Screened as part of NZIFF 2022

Return to Seoul 2022

Retour à Séoul

Directed by Davy Chou

A French-Korean adoptee returns to Seoul, a home she has never known, and over the course of several visits begins to process her complicated relationship with her biological family and country of birth.

France In English, French and Korean with English subtitles
119 minutes DCP


Director, Screenplay


Charlotte Vincent
Katia Khazak


Thomas Favel


Dounia Sichov

Production designers

Shin Bo-koung
Choi Chi-youl

Costume designers

Claire Dubien
Yi Choong-yun


Jérémie Arcache
Christophe Musset

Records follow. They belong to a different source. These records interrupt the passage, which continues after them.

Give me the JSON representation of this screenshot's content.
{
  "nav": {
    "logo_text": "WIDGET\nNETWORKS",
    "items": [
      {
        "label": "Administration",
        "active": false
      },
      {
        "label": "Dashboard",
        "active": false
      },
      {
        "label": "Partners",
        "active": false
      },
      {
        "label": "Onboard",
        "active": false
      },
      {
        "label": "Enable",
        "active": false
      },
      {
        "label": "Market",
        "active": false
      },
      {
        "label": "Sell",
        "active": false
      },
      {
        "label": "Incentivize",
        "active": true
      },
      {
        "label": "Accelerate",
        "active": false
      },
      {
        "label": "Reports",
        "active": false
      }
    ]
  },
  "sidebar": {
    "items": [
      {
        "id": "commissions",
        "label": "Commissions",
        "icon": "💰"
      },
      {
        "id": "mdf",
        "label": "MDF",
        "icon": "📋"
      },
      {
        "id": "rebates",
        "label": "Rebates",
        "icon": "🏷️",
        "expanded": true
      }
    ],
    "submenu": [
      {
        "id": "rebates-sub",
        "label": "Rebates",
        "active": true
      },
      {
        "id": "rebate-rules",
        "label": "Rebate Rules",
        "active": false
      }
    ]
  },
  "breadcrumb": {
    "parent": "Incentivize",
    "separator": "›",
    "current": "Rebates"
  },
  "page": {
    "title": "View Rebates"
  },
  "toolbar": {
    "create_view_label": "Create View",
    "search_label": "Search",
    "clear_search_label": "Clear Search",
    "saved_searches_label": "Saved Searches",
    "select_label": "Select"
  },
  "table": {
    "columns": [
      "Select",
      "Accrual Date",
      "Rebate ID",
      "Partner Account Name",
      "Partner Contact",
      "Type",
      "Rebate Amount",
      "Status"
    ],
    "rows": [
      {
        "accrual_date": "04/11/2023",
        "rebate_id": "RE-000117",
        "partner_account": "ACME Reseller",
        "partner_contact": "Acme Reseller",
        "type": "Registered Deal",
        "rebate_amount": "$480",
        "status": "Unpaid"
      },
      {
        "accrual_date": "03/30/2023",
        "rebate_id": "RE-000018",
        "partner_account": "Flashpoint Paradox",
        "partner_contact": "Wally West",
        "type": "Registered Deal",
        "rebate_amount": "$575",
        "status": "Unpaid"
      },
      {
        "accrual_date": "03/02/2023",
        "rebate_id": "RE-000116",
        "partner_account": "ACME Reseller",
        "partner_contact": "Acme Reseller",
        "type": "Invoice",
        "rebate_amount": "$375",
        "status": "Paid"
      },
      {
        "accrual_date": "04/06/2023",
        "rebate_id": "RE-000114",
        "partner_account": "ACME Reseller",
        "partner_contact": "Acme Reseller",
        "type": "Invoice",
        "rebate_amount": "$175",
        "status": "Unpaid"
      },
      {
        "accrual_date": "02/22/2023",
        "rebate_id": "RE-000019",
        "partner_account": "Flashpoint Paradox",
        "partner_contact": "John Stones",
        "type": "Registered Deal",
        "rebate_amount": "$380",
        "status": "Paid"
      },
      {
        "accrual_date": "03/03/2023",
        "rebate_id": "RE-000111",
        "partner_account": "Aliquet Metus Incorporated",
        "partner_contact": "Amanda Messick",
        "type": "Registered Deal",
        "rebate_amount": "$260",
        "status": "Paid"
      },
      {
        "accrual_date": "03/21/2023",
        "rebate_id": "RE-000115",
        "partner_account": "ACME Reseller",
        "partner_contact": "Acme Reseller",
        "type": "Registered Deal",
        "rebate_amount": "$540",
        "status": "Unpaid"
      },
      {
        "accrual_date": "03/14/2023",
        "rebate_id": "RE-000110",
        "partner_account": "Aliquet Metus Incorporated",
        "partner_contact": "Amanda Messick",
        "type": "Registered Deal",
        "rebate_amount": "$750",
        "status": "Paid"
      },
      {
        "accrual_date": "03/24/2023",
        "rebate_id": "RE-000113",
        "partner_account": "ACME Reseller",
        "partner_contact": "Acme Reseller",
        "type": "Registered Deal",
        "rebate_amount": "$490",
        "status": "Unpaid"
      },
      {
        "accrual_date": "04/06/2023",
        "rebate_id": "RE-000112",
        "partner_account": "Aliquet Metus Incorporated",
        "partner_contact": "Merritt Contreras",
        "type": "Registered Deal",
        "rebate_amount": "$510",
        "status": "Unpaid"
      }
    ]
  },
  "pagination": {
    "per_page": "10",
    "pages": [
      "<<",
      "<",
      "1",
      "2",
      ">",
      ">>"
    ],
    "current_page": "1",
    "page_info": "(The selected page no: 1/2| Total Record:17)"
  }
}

Park Ji-min (Freddie)
Oh Kwang-rok (father)
Guka Han (Tena)
Kim Sun-young (aunt)
Yoann Zimmer (Maxime)
Louis Do De Lencquesaing (André)
Hur Ouk-sook (grandmother)
Emeline Briffaud (Lucie)
Lim Cheol-hyun (Kay-Kay)
Son Seung-beom (Dongwan)
Kim Dong-seok (Jiwan)


Cannes (Un Certain Regard)
Sydney 2022


“Born in Korea and adopted as a baby by a French couple, 25-year-old Freddie (Park Ji-min) decides on a whim to fly to Seoul, with the half-formed idea of reconnecting with her roots in this intriguing and mercurial character study. But it soon becomes clear that Freddie’s mission to learn about Korean culture is a two-way journey: she is an agent of chaos who delights in the collision between Korean propriety and her own taste for anarchy and inhibition. Over the course of nearly a decade and a series of awkward meetings with her biological father and, eventually, her mother, Freddie’s complicated relationship with the country of her birth, and her adopted status, evolves, but never fully resolves…

This is French-Cambodian director Davy Chou’s second feature to screen at Cannes… Like its central character, this film is unconventional, and at times abrasive, but it has a seductive, searching quality and a swell of melancholy which makes for an engaging, if unpredictable journey… A lot rests on the shoulders of non-professional actress Park, who delivers in spades. She fully inhabits the skin of Freddie, a free spirit who hides her vulnerability and anger behind a derisive smile and layers of rabble-rousing provocation.” — Wendy Ide, Screendaily